Written by Woodrow Hartzog and Evan Selinger.
Big data generates big myths. To help society set realistic expectations, the right kind of skepticism is needed.
Kate Crawford, Principal Researcher at Microsoft Research and Visiting Professor at MIT’s Center for Civic Media, does a fantastic job of explaining why folks are too optimistic about the promise of what big data can offer. She rightly argues that too much faith in it inclines us to misunderstand what data reflects, overestimate the political efficacy of information, and become insensitive to civil rights concerns.
Other forms of big data skepticism, however, go too far. This is particularly true in cases where extreme doubt is cast on the concept having any value. Prominent data scientists who believe that the novelty of big data has been exaggerated recommend that we should stop talking about it.
Take Harper Reed, the Chief Technology Officer for President Obama’s 2012 re-election campaign. He recently called big data “bullshit”, alleging it has become buzzword that generates hype for analytics platforms that don’t actually parse legitimately big volumes of information.

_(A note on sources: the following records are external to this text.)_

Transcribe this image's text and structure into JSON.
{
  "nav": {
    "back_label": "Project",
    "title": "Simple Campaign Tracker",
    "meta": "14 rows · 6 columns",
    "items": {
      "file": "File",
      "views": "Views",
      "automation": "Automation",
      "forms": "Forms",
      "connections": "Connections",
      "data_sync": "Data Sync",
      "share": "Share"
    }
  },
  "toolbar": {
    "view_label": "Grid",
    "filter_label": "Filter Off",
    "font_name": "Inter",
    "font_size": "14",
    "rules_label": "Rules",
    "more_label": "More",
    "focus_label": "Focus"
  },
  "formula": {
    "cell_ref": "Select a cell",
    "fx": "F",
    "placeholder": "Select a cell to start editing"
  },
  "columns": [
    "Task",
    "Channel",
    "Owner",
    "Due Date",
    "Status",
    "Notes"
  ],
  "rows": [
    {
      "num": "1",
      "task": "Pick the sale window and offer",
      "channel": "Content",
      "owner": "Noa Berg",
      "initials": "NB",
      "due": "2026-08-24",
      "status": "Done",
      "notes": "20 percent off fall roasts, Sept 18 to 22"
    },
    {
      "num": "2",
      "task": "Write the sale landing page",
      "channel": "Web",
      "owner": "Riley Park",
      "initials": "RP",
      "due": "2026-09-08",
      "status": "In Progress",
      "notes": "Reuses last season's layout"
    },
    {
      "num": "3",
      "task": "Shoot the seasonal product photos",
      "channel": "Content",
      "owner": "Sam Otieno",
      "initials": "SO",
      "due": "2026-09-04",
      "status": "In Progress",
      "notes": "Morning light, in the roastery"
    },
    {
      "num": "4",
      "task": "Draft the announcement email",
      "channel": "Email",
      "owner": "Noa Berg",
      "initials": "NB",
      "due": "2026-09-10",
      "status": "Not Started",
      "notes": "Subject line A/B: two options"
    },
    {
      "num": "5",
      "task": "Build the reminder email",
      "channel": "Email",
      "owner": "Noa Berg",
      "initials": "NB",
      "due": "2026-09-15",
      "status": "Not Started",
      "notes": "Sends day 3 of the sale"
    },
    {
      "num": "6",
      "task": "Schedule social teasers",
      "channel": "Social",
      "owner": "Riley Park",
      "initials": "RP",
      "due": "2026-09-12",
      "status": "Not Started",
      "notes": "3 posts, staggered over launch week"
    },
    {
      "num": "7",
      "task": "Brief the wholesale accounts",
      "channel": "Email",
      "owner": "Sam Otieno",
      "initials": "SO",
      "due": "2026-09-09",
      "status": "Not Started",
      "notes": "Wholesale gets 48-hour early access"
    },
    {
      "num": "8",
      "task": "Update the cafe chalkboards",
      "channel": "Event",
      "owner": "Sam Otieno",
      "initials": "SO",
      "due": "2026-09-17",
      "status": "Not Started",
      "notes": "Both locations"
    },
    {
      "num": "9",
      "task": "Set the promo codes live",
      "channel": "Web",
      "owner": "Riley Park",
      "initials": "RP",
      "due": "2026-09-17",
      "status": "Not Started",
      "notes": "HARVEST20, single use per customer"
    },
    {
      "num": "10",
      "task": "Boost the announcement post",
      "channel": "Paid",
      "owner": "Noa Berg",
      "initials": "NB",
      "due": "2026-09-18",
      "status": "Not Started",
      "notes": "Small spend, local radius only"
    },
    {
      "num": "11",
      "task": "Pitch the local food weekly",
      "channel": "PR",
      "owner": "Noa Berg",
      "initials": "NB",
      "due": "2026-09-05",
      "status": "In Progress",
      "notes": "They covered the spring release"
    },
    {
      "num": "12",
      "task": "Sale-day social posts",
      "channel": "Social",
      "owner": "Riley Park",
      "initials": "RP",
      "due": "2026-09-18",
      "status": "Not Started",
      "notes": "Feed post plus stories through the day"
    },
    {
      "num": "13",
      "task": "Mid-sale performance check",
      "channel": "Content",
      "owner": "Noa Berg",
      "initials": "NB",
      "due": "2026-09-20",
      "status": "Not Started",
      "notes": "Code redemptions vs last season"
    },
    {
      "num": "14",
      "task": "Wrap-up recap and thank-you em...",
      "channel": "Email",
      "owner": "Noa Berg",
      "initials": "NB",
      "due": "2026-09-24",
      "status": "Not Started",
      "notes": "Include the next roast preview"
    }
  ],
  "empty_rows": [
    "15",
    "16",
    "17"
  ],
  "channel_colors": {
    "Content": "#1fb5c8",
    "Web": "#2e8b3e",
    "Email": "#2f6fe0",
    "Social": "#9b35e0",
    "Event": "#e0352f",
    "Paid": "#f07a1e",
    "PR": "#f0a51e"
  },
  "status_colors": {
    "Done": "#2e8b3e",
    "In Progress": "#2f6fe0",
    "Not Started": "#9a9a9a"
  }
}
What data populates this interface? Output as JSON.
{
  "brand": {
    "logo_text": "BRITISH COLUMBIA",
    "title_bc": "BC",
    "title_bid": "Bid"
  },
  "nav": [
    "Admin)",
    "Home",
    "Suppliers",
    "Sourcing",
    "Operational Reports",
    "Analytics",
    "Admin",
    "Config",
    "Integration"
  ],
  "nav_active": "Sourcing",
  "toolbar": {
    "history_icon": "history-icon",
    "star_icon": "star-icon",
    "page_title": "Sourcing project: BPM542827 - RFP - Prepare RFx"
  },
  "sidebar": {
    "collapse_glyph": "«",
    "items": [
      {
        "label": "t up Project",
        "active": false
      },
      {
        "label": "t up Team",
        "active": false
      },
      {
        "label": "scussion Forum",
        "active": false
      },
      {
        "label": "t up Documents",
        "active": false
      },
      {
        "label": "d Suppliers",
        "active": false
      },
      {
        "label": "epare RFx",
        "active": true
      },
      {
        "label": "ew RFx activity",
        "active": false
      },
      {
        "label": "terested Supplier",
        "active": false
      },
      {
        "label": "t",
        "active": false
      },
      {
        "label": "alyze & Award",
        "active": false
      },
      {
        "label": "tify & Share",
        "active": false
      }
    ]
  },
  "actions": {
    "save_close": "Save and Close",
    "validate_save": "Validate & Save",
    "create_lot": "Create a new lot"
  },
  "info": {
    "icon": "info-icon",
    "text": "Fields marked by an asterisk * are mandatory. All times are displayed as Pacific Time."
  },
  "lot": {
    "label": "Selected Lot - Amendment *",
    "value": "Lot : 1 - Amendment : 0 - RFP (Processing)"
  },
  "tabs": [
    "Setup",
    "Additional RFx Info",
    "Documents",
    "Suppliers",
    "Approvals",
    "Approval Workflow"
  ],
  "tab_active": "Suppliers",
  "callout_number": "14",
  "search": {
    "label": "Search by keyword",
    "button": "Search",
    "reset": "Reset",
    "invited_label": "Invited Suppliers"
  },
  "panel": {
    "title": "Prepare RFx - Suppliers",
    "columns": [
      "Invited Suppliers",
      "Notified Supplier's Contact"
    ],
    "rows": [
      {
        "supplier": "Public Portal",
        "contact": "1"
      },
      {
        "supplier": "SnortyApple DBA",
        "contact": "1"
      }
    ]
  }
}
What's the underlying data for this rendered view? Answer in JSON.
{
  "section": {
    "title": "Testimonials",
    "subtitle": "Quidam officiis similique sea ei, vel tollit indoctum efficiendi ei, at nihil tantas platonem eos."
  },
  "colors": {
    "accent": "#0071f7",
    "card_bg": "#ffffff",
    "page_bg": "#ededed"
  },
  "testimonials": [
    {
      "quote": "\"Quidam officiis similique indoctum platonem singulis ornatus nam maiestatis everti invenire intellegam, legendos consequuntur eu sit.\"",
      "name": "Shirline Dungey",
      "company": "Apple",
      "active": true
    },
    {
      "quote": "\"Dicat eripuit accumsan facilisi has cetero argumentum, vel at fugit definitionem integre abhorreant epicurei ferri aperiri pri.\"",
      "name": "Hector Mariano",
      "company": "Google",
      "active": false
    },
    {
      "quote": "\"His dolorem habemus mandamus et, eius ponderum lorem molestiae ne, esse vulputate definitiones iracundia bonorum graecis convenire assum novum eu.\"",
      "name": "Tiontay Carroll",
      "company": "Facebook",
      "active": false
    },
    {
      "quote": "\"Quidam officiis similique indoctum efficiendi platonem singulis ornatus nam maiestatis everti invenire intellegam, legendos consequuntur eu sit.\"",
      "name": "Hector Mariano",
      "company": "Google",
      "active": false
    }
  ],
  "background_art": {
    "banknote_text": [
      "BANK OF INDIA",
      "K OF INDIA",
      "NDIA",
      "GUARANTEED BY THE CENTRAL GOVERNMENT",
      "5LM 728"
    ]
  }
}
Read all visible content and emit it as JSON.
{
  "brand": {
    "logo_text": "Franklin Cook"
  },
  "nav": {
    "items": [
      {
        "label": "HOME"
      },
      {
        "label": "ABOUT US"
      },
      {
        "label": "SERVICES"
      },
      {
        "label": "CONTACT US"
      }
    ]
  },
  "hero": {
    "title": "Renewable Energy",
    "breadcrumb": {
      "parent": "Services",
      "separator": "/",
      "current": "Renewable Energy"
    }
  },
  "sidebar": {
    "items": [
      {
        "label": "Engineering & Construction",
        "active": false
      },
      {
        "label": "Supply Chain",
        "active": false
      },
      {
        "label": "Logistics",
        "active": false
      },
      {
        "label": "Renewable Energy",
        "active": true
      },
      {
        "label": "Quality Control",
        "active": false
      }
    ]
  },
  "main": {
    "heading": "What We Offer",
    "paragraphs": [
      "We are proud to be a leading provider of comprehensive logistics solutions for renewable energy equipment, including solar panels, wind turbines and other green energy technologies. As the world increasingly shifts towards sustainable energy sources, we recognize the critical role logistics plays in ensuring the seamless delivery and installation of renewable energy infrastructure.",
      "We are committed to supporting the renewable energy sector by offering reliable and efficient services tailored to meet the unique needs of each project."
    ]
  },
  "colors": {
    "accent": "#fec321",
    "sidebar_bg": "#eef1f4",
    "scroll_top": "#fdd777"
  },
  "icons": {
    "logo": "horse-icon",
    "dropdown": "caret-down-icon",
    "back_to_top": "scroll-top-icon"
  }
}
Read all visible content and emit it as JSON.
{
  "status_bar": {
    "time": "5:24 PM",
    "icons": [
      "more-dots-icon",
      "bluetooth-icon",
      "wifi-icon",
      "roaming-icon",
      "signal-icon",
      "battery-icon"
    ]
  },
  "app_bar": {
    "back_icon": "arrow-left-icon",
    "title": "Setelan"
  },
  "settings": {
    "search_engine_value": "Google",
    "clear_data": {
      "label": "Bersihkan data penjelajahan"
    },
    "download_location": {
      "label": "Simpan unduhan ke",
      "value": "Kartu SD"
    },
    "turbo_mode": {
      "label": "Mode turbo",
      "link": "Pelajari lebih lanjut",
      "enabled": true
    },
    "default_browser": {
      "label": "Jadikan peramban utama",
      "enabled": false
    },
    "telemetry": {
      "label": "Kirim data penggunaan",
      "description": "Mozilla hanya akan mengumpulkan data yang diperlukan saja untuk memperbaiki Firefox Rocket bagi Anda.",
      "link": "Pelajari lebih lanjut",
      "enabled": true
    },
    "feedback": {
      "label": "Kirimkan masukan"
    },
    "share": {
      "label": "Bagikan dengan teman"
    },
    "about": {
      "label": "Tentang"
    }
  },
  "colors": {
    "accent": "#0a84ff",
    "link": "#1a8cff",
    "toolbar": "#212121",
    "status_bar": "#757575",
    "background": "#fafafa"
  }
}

Then there’s Rayid Ghani, Chief Scientist of the Obama for America 2012 campaign. Dubious about big data conversations, he remarked that “no one in the computational world talks about big data.” His point is that computer scientists recognize that “nothing fundamentally has changed in the past ten years in data analysis”. They also can appreciate basic computational truths, like the fact that he currently has “more hard disks in his apartment than the [Obama] campaign had data”.
Outside of elite computational circles, others are also skeptical. They’re advising us to accept the fact that the “term ‘big data’ is absolutely meaningless”, and reorient conversations by focusing on specifics related to other terms: “smart data,” “data science,’ “predictive analytics,” and “NewSQL”.
This cautioning is sensible, at least to some extent. Vendors can overcharge for so-called big data goods and services by capitalizing on terminological imprecision, technical misunderstanding, and fevered interest in all things big data related. As technology writer Nicholas Carr observes, given anxiety about decision-making, even useless big data analysis can be marketed as essential.
Social commentators also can cash in on big data trendiness. By evoking the term, they can add rhetorical spice to otherwise bland analysis. Satirizing the sad state of affairs, technology critic Evgeny Morozov offers the following tip: “If you have a trove of unpublishable, crappy papers, just add the words ‘Big Data’ to their titles and see them go viral”.
Ok. Let’s grant that “big data” isn’t a standardized concept and that undue authority can come from appealing to it. There’s still good reason not to be swayed by the linguistic policing. For if the skeptic’s logic were pushed to the limit and people stopped talking about “big data”, society would lose something important. Our privacy discourse would be impoverished.
Evoking “big data” is a good way to get public conversations started about privacy. Due to the massive media coverage of Snowden and the NSA, “big data” has become closely associated with “Big Brother”. Hence, the term makes it easy to sensitize folks to how privacy problems are created by increasing storage capacity and processing power, coupled with expanding access to sensitive data points that can be analyzed for hidden connections and surprising correlations.
Yes, at a certain level of abstraction, “big data” has a familiar feel. But too much emphasis on this point makes it easy to overlook the fact that legal and social change is driven by increased vulnerability, not necessarily the novelty of threats. Remember, photographs and journalists existed before Warren and Brandeis wrote their seminal article, “The Right to Privacy.” Still, the privacy revolution wasn’t triggered until handheld cameras became prevalent and the press grew increasingly curious.
Big data references also help keep privacy conversations going. Indeed, “big data” is excellent shorthand for referring to the big vulnerabilities and big problems inherent to the law progressing slower than modern data sets, data inputs, and data analysis techniques.
While the lack of a set definition limits what we can do by using “big data” as shorthand, it’s better than a recommended alternative, sticking to the term “data”—a decision that would sever an immediate association with the modern industrial data complex. Someone’s name and address is data. But that’s a far cry from the millions of pieces of data required for IBM’s Watson to diagnose cancer or the detailed dossiers on virtually everyone created and maintained by commercial data brokers.
Now, given the importance of “big data” for privacy conversations, it might not be a coincidence that some of the linguistic skeptics have said dismissive things about privacy.
Ghani has no qualms admitting he personally doesn’t care about privacy. Because he’s got nothing to hide, he contends that worrying about surveillance would only get in the way of enjoying the benefits of being lazy and connected. But as Daniel Solove and others have argued, this way of looking at things is overly-individualistic and shortsighted. Privacy is about much more than hiding personal information. Specific and complex privacy-related concepts such as “predictive inferences,” “power differentials,” and “lack of transparency” can be quickly evoked in the mind of a listener by using the big data frame.